It would be interesting to write a long essay on this subject that probes all the possible connections between social justice and environmental sustainability, but let me raise just one.
What if we took seriously the lesson that the land is God’s, and that we are meant to benefit from the natural abundance that springs from it. The gifts that spring up from the land we are to experience as a gift, part of a relationship, that links us with God and with generations past and future. We may make use of them, but only with reverence. The buzzword is “sustainability,” but it’s even more precious than that if we treat it as a gift.
Well, attached to this “land,” along with its potential for agricultural, there is wind, there is sunlight. These can be converted to energy. The dignity to using them in this way comes from the fact that they connect the individual not to the marketplace, but to God and the land.
My interpretation of the text leads me to believe that there is something powerful about people being connected as directly as possible to this source of natural abundance. Because it is there that we “feel” the love of our Creator for us, and “see” it as part of what connects us to our children and parents, and feel motivated by our own love for all of this, to care for it and tend it lovingly for the future. In this sacred and loving connection lies our hope that we can save the planet and one another.

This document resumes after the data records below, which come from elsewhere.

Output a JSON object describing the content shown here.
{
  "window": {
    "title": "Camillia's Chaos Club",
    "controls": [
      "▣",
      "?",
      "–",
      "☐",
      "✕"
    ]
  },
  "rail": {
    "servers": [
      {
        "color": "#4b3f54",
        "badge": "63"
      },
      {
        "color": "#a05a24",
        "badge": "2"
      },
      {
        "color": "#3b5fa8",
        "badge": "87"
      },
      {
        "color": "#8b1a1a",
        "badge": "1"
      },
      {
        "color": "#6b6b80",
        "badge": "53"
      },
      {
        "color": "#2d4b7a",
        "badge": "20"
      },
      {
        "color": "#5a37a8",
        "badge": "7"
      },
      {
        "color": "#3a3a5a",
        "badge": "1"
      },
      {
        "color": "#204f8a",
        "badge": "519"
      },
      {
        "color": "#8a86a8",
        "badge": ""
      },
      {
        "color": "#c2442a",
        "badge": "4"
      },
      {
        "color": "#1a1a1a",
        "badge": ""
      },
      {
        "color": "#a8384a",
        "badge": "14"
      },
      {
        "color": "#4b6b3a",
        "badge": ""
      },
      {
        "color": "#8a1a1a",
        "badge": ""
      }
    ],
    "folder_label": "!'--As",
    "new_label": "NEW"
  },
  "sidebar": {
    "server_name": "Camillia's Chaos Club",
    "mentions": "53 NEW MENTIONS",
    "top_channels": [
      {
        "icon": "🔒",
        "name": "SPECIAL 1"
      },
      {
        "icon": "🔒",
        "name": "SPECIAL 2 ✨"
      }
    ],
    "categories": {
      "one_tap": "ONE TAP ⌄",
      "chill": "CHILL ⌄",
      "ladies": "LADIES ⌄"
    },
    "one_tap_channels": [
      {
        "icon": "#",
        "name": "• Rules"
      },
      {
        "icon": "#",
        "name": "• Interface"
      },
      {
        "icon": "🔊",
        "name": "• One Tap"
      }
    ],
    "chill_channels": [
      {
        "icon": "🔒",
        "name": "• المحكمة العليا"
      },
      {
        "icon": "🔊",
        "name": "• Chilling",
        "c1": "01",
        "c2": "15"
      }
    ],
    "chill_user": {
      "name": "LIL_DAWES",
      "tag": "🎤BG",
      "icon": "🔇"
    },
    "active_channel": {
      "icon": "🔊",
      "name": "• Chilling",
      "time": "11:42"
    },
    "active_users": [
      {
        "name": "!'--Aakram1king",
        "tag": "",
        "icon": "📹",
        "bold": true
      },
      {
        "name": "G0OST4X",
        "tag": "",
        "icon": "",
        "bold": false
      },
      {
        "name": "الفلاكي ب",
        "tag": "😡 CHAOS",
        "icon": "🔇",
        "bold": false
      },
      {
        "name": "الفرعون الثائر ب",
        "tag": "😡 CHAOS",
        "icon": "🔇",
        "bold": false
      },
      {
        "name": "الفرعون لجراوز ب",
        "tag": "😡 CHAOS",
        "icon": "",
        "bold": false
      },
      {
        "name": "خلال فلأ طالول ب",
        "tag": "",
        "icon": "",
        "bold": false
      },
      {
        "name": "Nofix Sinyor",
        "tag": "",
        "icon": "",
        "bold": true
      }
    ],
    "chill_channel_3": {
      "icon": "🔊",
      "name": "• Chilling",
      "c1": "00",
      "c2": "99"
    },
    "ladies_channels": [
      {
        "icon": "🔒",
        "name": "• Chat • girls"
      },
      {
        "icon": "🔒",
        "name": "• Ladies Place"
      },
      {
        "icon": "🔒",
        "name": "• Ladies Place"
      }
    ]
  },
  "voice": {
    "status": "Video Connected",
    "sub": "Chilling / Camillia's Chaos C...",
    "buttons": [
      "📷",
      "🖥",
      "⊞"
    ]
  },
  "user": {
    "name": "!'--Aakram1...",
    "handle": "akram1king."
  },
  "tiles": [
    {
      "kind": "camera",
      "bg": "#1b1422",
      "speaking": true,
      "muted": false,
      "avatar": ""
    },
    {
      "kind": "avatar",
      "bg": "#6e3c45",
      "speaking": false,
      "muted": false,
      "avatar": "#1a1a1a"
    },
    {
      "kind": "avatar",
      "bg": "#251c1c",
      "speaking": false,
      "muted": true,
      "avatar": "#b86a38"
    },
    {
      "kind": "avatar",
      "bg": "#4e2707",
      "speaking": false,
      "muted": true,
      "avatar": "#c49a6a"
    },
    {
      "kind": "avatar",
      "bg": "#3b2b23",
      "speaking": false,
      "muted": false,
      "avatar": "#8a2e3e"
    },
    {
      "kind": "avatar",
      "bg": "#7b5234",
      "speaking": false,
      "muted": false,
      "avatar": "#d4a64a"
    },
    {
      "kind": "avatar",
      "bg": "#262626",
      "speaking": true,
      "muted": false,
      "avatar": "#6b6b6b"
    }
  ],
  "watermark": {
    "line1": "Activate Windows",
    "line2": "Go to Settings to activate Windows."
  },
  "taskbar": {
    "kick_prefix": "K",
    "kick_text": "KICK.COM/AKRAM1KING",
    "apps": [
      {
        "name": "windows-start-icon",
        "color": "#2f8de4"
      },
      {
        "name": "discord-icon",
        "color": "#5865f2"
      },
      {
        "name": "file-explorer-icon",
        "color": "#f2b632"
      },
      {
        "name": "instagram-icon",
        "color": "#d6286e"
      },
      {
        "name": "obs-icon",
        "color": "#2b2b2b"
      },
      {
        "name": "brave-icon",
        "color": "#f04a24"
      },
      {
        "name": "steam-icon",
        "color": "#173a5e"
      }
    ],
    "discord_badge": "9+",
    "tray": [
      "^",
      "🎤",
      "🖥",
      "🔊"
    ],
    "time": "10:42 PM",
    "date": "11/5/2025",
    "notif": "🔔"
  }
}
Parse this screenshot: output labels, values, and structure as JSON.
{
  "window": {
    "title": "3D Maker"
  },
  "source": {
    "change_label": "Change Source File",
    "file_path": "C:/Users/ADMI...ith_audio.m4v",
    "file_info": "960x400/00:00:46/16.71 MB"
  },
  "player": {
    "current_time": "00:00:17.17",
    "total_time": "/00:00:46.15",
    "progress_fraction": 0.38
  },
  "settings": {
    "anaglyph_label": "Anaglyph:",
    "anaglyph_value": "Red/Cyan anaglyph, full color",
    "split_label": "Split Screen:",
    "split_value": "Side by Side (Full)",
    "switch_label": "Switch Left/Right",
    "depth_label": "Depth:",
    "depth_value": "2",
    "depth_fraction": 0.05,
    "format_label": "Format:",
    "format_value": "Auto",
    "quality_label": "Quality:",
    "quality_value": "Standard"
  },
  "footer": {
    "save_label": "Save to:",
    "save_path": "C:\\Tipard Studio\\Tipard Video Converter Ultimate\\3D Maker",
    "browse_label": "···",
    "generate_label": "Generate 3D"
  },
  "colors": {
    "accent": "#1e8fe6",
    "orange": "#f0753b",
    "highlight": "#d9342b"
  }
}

So let’s do everything we can do deepen and enrich our sense of our dependence on, and our ability to enter into sacred relationship with the land.
When I read stories about how vigorously fossil fuel interests and private utility companies are trying to delay or prevent the deployment of liberating renewable energy technologies, I am reminded of the story of Pharaoh. If you recall this story, Pharaoh took ownership of the produce of Egypt during seven years of plenty, and then when seven years of famine came, he sold the life-saving grain back to his people. At first this was very helpful. But as the famine wore on, this market for grain became exploitative. People were forced to pay for it by selling first their draft animals, then their land, and finally they sold themselves into slavery to Pharaoh.
It seems to me that there is a similarity here with the fossil fuel giants taking control of the millions of years of “plenty,” during which carbon was stored in the ground and became oil and gas, then selling them back to us. At first it was very helpful (and saved a lot of whales), but we have turned the corner and understand now that the environmental costs are too high.
We can and must throw off this Carbon Pharaoh, even though, just like with the first Pharaoh, despite warnings of disaster, he seems to be only hardening his heart against us. In the Bible, deliverance began with prayer, and was accomplished with a lot of help from God. Today our prophets are climate scientists, and the increasingly unmistakable drumroll of catastrophes, from widespread and devastating wild fires, droughts, and famines, to inundation of coastal cities along with more and more powerful hurricanes and storms, are feeling like modern day “plagues.”
In the Jewish tradition, we look at time as something like an ascending spiral, that advances, hopefully, even as it revisits the same stories year in and year out. Our texts give us keys and clues to living honorably on the land. Can we take these images and ideals and use them to build a new model of relationship between human beings and the sustaining and loving landscape we have been given, before it is too late?
When we do this, then the struggle will be over, and we will truly be able to say that our soul has returned from a very profound exile and found rest. Because isn’t this what we long for: the repose of the soul, in peace, in justice and with love, upon the good land that we have been given, in a world in which each person is able to rest in the shade of their own fig tree and vine, knowing that each other person rests securely under their own?